DATA FOR ANALYSIS section start

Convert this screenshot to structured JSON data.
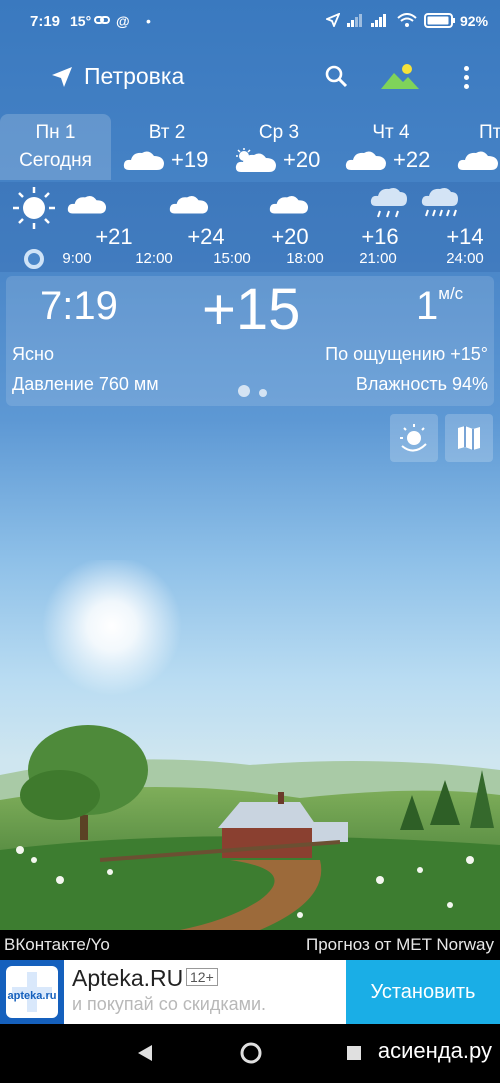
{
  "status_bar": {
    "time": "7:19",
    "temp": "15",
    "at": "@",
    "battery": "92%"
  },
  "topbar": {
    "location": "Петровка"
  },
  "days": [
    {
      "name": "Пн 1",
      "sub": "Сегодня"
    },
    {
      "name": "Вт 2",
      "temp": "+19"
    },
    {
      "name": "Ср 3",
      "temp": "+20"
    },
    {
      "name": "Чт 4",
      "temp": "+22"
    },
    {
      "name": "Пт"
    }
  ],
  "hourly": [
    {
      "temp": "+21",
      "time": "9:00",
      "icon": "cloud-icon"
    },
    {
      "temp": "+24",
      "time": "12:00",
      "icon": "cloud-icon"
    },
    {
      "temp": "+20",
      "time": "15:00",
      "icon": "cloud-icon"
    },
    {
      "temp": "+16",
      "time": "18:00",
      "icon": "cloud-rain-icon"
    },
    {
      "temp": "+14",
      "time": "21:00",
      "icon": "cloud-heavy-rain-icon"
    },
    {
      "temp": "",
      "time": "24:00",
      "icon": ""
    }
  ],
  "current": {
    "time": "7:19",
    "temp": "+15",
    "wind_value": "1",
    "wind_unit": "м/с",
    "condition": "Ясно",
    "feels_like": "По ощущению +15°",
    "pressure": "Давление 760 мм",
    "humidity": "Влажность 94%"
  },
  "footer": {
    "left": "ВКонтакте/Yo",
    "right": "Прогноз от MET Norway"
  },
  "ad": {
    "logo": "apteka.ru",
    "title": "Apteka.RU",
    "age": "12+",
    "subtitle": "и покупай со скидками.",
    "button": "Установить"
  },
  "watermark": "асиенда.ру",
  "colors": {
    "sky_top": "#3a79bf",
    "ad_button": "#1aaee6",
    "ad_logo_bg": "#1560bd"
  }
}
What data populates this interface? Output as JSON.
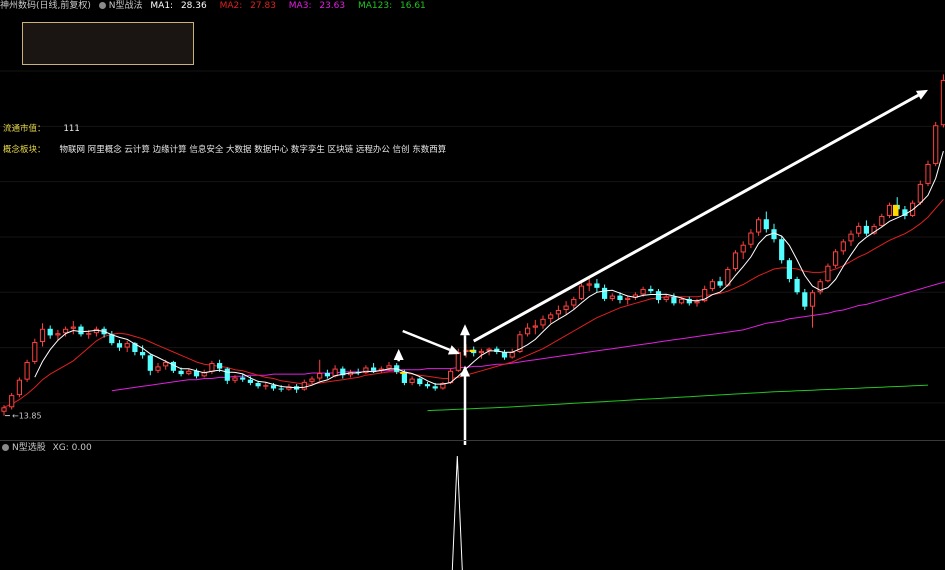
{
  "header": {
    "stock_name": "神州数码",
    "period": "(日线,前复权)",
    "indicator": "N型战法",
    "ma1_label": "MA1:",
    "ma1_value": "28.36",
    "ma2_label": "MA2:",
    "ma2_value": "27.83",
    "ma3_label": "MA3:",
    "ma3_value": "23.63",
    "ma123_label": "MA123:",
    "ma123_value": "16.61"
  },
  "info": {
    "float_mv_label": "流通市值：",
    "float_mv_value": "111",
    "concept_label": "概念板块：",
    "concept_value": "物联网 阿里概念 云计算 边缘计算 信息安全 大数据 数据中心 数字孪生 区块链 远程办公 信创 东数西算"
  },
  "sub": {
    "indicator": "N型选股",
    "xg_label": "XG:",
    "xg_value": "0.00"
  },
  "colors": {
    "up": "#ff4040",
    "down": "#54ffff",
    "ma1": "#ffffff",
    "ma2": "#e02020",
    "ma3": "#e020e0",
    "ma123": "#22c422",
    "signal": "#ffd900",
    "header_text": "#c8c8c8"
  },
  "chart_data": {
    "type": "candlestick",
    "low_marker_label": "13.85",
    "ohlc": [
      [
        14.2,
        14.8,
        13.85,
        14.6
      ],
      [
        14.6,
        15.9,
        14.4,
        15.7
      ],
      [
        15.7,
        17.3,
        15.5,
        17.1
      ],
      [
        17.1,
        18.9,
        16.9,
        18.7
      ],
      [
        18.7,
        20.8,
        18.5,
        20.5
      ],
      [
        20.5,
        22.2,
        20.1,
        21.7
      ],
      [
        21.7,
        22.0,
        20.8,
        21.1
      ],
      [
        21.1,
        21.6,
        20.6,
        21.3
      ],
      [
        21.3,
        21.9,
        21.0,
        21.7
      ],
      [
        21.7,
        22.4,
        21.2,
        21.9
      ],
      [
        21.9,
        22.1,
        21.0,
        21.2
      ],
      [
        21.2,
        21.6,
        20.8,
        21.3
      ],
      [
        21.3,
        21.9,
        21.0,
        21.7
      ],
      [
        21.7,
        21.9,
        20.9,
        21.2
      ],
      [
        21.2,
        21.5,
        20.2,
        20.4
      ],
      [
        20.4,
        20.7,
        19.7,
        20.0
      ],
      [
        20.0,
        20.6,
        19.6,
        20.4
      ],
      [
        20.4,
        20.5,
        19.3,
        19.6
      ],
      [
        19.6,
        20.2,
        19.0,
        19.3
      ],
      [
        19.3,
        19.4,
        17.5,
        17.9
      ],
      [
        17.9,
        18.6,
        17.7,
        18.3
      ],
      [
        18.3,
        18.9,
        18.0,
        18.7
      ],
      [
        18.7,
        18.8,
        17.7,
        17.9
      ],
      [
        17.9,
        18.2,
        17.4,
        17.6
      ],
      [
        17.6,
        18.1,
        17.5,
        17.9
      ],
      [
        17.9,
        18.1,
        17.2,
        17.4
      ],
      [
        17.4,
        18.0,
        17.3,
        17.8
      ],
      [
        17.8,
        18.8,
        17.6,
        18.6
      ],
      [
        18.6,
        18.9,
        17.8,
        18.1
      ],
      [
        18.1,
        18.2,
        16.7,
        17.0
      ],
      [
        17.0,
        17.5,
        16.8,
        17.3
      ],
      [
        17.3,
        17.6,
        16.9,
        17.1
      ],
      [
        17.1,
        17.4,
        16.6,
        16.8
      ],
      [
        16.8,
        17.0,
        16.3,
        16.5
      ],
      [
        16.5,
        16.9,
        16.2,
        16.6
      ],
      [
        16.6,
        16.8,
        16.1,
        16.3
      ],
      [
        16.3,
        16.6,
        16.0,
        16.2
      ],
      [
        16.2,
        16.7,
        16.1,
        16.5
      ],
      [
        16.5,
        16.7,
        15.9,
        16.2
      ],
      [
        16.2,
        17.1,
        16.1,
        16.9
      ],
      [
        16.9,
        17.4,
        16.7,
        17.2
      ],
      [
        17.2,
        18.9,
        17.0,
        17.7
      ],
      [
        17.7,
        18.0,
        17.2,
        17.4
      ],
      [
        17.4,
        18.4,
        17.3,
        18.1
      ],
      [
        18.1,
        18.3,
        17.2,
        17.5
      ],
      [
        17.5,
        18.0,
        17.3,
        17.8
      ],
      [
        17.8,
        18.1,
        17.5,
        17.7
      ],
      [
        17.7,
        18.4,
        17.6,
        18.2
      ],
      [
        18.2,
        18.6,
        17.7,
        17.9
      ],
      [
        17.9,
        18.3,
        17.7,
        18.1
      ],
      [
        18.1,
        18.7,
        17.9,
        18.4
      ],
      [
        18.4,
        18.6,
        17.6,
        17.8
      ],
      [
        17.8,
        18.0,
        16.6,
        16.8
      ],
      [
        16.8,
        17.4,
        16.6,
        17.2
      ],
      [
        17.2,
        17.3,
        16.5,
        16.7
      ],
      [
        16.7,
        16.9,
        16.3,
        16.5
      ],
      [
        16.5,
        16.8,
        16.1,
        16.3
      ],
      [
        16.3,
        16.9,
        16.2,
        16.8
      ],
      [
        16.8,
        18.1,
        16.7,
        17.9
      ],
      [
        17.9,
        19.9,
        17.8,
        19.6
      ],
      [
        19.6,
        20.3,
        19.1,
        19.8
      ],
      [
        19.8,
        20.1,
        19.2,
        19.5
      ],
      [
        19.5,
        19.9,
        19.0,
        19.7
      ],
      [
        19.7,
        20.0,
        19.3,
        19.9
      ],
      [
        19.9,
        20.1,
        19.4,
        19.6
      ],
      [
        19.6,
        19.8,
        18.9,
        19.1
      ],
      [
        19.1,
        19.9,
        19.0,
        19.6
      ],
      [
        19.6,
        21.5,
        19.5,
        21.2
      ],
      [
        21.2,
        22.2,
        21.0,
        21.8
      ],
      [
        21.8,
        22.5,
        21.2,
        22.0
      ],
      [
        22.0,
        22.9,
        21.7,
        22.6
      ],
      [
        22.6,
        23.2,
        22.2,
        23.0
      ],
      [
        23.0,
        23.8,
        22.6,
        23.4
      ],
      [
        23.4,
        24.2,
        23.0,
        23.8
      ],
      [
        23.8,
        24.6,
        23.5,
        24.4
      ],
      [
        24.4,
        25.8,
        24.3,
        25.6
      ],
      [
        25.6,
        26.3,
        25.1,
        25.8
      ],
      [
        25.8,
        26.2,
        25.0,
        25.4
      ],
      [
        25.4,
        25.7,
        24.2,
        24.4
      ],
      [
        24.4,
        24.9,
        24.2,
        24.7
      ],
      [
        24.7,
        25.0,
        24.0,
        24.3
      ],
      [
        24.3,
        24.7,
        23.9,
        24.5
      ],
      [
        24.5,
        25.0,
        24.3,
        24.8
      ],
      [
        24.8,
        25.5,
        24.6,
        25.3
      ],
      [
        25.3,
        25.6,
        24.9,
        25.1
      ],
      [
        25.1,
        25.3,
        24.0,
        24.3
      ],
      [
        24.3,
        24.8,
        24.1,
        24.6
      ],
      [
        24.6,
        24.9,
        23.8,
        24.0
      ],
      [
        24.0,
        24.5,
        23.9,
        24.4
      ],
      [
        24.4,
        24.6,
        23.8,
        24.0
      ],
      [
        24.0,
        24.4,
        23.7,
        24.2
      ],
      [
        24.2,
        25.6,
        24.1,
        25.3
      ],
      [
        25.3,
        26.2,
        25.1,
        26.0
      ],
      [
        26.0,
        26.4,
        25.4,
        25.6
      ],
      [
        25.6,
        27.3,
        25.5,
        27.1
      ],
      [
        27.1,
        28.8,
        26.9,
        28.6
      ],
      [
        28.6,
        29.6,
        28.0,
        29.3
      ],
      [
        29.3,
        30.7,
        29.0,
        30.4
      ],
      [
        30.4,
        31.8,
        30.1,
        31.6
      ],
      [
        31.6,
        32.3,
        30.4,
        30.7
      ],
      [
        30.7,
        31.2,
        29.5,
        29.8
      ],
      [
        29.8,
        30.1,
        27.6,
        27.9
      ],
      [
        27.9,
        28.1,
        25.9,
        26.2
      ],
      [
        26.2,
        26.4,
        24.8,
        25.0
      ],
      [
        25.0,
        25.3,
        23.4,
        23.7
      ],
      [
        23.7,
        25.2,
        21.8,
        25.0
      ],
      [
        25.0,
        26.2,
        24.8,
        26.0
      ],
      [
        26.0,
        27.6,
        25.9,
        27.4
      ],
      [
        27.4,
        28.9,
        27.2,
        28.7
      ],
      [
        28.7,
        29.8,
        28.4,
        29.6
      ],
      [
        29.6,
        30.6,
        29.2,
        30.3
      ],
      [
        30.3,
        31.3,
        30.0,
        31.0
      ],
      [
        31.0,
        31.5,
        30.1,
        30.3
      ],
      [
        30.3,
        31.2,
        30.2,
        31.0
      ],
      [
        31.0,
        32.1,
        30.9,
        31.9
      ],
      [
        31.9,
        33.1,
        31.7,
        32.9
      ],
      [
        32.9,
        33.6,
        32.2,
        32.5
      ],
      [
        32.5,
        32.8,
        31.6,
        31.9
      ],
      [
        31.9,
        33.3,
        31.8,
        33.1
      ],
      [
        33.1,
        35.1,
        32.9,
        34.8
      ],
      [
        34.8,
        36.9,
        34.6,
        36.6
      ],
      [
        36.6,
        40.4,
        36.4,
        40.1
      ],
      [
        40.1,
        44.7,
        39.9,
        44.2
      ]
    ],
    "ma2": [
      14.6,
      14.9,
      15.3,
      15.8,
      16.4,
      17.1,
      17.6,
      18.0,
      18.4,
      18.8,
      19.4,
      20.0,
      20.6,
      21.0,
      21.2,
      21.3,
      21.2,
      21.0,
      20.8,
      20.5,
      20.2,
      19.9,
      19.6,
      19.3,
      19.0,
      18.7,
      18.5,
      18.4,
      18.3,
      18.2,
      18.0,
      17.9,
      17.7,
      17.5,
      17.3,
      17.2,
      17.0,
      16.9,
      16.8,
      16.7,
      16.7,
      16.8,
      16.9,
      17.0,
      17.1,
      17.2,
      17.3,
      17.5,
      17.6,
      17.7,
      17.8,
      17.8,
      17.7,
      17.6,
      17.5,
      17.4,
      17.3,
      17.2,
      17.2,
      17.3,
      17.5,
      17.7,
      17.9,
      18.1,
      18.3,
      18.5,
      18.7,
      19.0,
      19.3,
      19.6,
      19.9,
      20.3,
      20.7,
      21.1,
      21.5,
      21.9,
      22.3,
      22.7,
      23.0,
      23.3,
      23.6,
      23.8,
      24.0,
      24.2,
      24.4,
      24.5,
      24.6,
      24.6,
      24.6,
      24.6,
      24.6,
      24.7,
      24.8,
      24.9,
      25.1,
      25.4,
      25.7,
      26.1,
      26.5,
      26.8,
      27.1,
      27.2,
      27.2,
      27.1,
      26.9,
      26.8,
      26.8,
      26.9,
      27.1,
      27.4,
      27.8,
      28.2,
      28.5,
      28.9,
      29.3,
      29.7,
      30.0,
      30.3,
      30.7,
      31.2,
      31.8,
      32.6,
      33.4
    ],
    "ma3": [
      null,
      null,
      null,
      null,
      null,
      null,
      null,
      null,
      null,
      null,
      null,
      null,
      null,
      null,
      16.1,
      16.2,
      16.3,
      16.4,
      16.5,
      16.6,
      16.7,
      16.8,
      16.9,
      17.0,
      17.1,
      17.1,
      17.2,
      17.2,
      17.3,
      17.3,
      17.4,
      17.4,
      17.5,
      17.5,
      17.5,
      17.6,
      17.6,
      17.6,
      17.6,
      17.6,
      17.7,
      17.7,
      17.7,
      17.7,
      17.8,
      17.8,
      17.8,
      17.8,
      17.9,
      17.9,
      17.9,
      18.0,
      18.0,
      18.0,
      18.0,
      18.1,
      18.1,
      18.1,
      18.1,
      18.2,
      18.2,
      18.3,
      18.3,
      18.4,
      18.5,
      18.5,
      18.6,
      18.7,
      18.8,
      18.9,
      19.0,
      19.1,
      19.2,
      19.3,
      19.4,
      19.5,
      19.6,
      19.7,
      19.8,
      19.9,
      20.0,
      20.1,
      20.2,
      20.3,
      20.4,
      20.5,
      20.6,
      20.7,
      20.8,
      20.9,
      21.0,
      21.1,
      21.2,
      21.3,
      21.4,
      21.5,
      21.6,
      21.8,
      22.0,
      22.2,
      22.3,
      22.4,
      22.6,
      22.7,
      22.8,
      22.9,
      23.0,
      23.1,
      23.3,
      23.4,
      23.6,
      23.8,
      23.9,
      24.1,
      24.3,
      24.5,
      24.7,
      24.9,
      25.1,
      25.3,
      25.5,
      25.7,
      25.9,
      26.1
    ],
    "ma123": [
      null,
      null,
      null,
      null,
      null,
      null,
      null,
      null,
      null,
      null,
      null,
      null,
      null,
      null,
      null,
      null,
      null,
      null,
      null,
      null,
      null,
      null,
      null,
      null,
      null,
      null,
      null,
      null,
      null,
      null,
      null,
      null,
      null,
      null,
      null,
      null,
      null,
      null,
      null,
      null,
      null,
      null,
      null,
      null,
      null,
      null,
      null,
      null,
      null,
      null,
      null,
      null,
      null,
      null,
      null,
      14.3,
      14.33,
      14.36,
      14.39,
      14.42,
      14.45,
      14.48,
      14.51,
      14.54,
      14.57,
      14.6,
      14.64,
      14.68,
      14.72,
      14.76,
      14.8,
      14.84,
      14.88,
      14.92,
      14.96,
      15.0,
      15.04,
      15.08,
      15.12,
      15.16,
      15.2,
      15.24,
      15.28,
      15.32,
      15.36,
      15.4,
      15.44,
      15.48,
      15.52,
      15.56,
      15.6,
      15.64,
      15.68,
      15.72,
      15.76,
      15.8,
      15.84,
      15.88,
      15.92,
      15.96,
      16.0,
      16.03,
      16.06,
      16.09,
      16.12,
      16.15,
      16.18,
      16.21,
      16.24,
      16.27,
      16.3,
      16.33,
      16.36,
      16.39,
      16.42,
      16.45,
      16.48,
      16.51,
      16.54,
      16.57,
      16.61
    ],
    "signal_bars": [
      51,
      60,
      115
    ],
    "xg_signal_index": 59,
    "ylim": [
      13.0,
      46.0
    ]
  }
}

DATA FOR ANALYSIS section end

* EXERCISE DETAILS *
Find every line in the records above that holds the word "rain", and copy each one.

* ANSWER TO THIS TASK *
      "icon": "cloud-rain-icon"
      "icon": "cloud-heavy-rain-icon"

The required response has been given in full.